Four Airmen, four explosions, one mission

  • Published
  • By 2nd Lt. Christopher Bowyer-Meeder
  • 325th Fighter Wing Public Affairs
Four explosive ordnance disposal airmen serving the 325th Fighter Wing together received life-threatening injuries during deployments separately.

"We all received them from being blown up by improvised explosive devices," said Master Sgt. Jason Heise, 325th Fighter Wing explosive ordnance disposal technician. "We were not all together, so everyone has a different story."

Heise, along with Senior Master Sgt. Dustin Prowell, 325th Fighter Wing EOD superintendant; Tech. Sgt. Joseph Gutshall, 325th FW EOD technician; and Staff Sgt. Guadalupe Corona, 325th FW EOD journeyman found themselves in the same career, wearing the same medal for receiving injuries in the line of duty.

"The Purple Heart is awarded to service members that have been injured in a direct action of enemy forces," Corona said.

Heise was in Afghanistan when he sustained his injuries.

"For me, our truck got blown up, and I got a concussion from that," Heise said. "Then, two weeks later, we got caught in an IED ambush scenario. While doing a post-blast, a Marine stepped on an IED about three feet from me. He lost his legs and I was thrown in to the original blast hole. I've had surgeries on both ankles, shoulder and neck, and traumatic brain injury."

Gutshall was injured while driving in Afghanistan. An explosion caused him to sustain a broken heel, broken ankle, broken wrist and traumatic brain injury. While these injuries would slow most people down, Gutshall remained motivated to continue the mission.

"Men on my team need me, and America needs us," Gutshall said.

Six months after sustaining his injuries, Gutshall returned to Afghanistan and joined together with Corona,then a Senior Airman), who received injuries that earned him a Purple Heart as well.

"I was his team leader," Gutshall said. "During that operation, 14 personnel were injured with one killed in action. Senior Airman Corona's actions after getting blown up prevented those numbers from being much higher. Field medical care that myself and [another Airman on his team] provided would have been worth nothing if Airman Corona had not gotten us a medical evacuation when he did. At least two more of our critically wounded would have lost their lives without Airman Corona's help."

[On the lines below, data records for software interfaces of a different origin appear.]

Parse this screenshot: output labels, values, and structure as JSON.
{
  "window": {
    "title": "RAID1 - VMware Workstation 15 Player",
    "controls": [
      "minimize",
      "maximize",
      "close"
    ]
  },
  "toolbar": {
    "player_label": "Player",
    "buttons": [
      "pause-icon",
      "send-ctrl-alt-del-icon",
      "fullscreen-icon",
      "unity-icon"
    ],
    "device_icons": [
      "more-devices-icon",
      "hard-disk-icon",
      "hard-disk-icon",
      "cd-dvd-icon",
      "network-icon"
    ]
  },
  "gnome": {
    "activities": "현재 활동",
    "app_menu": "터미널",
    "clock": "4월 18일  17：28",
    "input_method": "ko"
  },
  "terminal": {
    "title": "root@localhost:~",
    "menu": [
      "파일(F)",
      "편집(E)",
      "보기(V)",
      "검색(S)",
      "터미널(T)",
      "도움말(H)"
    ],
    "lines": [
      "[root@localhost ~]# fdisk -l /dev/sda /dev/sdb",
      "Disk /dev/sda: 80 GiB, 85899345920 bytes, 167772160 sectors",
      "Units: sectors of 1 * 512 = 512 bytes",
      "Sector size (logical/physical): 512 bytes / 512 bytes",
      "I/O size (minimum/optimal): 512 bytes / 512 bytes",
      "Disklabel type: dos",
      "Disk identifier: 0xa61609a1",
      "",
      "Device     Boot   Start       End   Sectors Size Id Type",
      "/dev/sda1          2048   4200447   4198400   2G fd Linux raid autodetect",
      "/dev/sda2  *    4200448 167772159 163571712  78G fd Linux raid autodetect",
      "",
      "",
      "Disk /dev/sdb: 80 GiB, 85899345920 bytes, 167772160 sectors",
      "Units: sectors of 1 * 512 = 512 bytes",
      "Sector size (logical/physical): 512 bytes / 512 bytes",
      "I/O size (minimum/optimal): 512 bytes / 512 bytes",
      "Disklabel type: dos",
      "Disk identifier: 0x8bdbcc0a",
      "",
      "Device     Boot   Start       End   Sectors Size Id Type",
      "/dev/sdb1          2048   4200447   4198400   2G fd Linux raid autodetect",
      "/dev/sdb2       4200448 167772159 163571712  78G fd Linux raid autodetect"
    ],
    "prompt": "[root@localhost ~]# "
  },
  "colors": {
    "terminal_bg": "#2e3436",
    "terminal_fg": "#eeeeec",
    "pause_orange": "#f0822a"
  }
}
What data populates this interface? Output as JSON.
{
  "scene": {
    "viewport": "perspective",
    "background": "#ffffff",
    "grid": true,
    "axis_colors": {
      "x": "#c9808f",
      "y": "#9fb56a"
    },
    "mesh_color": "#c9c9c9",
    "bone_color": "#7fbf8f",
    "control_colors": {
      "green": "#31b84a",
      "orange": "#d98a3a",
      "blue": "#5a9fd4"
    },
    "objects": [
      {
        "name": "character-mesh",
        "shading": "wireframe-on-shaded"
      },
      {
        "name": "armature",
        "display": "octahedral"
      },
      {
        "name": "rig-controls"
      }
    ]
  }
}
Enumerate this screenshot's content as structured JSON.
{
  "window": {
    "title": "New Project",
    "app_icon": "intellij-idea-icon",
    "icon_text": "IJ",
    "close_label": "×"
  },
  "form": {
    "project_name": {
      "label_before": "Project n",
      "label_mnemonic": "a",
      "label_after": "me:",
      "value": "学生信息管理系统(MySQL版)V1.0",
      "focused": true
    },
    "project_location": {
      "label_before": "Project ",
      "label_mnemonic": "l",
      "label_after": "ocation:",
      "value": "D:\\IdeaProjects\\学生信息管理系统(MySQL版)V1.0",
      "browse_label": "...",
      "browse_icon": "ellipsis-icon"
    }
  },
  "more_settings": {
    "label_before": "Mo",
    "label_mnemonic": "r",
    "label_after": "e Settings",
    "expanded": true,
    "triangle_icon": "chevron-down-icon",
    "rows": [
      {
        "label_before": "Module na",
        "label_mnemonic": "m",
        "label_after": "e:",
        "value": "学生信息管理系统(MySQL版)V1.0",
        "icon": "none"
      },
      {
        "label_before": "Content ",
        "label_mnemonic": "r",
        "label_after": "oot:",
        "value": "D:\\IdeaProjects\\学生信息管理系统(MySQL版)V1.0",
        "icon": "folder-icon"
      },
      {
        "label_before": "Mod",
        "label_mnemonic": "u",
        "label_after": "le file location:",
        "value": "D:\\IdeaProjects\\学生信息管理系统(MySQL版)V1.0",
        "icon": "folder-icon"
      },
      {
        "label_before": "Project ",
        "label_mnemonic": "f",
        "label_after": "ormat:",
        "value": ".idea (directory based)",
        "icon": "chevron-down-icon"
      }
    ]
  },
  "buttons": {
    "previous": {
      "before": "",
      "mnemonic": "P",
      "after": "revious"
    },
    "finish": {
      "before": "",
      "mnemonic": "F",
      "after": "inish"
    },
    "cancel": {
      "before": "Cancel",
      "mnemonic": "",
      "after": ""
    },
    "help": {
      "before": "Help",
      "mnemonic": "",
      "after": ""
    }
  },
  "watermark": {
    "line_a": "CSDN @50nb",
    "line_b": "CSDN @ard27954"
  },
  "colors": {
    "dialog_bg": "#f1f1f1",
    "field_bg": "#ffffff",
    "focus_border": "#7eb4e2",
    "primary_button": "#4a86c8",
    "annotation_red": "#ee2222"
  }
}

Corona was injured while performing combat life-saving operations on two Marines. They were critically injured by an IED blast while clearing a building. One Marine had fragmentation damage with multiple lacerations and the other lost both legs and an arm. Corona's team was the first on the scene, and immediately began performing combat life-saving operations on them. Corona eventually had to retreat to another room to call for a MEDEVAC. While Corona was relaying information to the MEDEVAC team, another Marine detonated an IED nearby.

"Unfortunately, he was killed instantly, and I was thrown and bounced off a wall several feet away and knocked unconscious," Corona said. "When I came to, I had been pulled from the building, and had several scrapes and bruises, a massive headache and had caught some fragmentation along my right side. After regaining my composure, I regained communications with the MEDEVAC and aided my team in clearing the rest of the building and getting everyone out to the landing zone for the inbound helicopter. I ended up joining the wounded on that flight out and was MEDEVACed to Khandahar."

Corona sustained minor tissue damage, multiple small lacerations resulting from fragmentation and TBI, yet he considers himself lucky.

"I was very lucky," he said. "It could have very easily gone much worse for me. There are plenty of EOD techs, as well as other members of the Armed Forces in general, who have sustained worse injuries and still recovered. If they can overcome losing one or more limbs, then I can definitely get over a few scratches and a headache."

Prowell is also a member of the 325th EOD team, and was also awarded the Purple Heart after surviving an IED blast. He is currently deployed, and continues to support the mission of the 325th FW.

These Airmen may seem like super heroes, but they certainly don't see themselves as such.

"We do our jobs, and we do them well," Corona said. "Some of us are faced with situations where we are pushed beyond our normal limits and are put in extraordinary circumstances. Fortunately, we have some great training, and we can just let that training kick in and get the job done."

All four Airmen continue to support the EOD mission here at Tyndall, and that mission was summed up quite simply by Gutshall, "stop bad things from blowing up, then blow them up safely."